### EXERCISE INSTRUCTIONS
Copy each line of the following data that contains "JSON".

### Saved entries
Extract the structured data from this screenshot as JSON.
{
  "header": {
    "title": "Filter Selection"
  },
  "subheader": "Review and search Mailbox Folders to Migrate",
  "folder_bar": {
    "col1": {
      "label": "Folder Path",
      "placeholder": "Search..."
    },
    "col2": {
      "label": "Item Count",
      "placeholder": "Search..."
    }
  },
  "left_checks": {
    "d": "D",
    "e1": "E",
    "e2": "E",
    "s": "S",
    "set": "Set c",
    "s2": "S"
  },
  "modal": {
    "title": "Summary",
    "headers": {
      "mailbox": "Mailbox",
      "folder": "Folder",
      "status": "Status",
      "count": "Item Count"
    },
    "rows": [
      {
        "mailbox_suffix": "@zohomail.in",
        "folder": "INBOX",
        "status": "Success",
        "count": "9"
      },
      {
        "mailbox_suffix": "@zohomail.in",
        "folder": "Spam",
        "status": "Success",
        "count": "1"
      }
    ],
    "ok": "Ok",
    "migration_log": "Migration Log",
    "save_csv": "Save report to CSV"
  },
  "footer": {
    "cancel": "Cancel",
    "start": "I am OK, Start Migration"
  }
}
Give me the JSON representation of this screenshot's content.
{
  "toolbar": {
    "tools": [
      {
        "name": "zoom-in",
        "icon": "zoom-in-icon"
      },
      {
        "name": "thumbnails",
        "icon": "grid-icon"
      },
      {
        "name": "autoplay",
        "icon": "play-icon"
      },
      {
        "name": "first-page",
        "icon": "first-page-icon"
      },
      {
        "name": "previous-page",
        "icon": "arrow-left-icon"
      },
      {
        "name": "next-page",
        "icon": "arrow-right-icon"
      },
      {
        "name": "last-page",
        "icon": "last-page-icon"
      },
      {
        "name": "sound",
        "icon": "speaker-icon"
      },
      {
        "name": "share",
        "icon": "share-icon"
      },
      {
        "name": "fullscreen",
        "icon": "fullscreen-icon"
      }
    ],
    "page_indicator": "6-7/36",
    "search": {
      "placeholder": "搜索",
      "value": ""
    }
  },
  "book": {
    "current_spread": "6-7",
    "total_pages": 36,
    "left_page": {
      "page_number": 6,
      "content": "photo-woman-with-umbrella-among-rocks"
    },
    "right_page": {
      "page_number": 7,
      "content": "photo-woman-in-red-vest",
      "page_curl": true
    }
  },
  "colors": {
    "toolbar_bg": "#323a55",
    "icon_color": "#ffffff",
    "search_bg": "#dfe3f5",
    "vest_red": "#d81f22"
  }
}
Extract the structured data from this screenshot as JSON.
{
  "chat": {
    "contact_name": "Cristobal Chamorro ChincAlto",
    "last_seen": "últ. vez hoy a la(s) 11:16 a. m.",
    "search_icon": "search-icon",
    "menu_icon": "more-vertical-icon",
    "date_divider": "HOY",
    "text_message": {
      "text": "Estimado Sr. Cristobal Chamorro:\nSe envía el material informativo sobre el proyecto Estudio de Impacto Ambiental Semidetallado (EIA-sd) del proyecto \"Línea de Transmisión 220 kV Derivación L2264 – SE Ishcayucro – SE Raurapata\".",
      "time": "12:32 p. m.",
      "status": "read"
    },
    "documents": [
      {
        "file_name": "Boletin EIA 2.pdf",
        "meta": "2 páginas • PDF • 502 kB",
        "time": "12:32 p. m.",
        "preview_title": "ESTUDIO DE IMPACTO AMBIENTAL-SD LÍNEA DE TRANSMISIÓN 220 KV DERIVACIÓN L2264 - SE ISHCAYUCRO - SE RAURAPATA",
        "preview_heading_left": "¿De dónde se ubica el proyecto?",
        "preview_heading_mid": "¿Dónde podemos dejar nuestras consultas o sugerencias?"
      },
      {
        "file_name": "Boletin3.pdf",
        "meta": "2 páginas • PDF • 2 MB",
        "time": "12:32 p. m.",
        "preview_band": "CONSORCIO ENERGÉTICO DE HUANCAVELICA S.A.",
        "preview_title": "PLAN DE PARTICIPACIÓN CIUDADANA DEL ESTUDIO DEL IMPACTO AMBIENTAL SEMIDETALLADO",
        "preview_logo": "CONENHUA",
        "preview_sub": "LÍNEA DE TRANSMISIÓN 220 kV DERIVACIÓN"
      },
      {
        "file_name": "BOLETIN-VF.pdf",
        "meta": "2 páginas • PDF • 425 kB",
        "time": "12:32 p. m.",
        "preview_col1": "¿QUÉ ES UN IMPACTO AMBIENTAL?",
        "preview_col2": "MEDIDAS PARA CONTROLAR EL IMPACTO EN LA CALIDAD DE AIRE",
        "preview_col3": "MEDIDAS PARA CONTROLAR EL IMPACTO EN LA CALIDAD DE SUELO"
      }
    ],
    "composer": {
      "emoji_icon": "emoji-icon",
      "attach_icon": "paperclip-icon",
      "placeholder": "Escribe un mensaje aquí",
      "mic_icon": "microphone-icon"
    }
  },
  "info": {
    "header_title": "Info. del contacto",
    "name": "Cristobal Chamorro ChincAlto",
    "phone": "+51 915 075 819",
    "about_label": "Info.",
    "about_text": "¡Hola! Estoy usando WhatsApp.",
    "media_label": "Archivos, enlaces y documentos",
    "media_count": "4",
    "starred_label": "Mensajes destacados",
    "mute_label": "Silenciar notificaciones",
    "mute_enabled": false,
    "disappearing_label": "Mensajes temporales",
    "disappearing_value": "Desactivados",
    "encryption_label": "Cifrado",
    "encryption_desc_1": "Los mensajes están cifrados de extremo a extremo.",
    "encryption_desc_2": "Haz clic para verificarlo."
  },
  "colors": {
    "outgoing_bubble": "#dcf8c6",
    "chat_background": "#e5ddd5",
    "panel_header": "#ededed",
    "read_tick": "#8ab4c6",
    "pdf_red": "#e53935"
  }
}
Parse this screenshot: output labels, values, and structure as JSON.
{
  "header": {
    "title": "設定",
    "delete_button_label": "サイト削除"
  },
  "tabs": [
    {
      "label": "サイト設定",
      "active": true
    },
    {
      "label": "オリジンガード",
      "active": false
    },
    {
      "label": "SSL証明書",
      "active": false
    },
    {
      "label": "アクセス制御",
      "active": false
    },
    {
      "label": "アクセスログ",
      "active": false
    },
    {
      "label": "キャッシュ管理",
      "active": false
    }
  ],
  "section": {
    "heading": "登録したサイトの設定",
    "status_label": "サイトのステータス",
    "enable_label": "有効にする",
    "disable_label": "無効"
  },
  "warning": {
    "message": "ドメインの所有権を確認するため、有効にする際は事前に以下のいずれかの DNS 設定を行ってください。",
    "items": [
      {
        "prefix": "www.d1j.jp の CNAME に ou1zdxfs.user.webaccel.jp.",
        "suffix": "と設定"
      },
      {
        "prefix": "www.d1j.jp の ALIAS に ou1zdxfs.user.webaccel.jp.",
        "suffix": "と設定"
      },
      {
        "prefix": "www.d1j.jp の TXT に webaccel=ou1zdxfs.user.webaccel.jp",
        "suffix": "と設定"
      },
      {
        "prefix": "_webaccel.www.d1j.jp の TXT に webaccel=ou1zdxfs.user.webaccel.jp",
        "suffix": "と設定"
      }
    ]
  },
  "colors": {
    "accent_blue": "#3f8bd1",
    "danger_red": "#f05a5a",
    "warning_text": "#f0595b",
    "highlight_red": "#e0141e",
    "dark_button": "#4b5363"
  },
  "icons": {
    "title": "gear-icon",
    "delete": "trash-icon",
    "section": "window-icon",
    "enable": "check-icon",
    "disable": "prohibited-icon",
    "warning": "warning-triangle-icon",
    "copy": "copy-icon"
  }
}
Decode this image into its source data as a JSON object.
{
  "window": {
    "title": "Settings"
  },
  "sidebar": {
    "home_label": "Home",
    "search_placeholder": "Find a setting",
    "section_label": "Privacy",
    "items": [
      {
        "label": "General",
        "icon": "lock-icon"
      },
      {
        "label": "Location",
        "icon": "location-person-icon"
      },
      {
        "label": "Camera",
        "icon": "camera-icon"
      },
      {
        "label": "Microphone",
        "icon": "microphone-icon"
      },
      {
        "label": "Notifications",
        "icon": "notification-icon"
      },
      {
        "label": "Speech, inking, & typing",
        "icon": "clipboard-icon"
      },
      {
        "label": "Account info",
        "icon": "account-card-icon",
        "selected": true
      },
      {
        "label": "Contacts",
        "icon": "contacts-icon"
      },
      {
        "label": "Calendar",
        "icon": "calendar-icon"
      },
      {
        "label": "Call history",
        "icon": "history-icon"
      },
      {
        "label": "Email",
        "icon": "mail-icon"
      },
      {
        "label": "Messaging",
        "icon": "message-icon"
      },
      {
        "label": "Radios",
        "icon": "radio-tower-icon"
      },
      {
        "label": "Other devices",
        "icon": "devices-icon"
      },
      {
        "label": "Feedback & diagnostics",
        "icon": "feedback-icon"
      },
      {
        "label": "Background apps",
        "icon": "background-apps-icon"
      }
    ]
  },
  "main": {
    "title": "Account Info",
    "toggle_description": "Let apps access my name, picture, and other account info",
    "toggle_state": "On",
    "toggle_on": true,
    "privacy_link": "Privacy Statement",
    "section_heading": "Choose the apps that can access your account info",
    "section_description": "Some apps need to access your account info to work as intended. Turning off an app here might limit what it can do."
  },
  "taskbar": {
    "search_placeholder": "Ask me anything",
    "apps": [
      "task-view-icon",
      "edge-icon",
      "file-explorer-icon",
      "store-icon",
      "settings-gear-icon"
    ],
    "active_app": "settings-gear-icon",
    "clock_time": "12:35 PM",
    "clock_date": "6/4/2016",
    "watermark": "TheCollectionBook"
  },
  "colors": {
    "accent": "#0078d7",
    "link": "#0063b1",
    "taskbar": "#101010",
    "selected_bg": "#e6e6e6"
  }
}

### ANSWER TO THE PROBLEM
Extract the structured data from this screenshot as JSON.
Give me the JSON representation of this screenshot's content.
Extract the structured data from this screenshot as JSON.
Parse this screenshot: output labels, values, and structure as JSON.
Decode this image into its source data as a JSON object.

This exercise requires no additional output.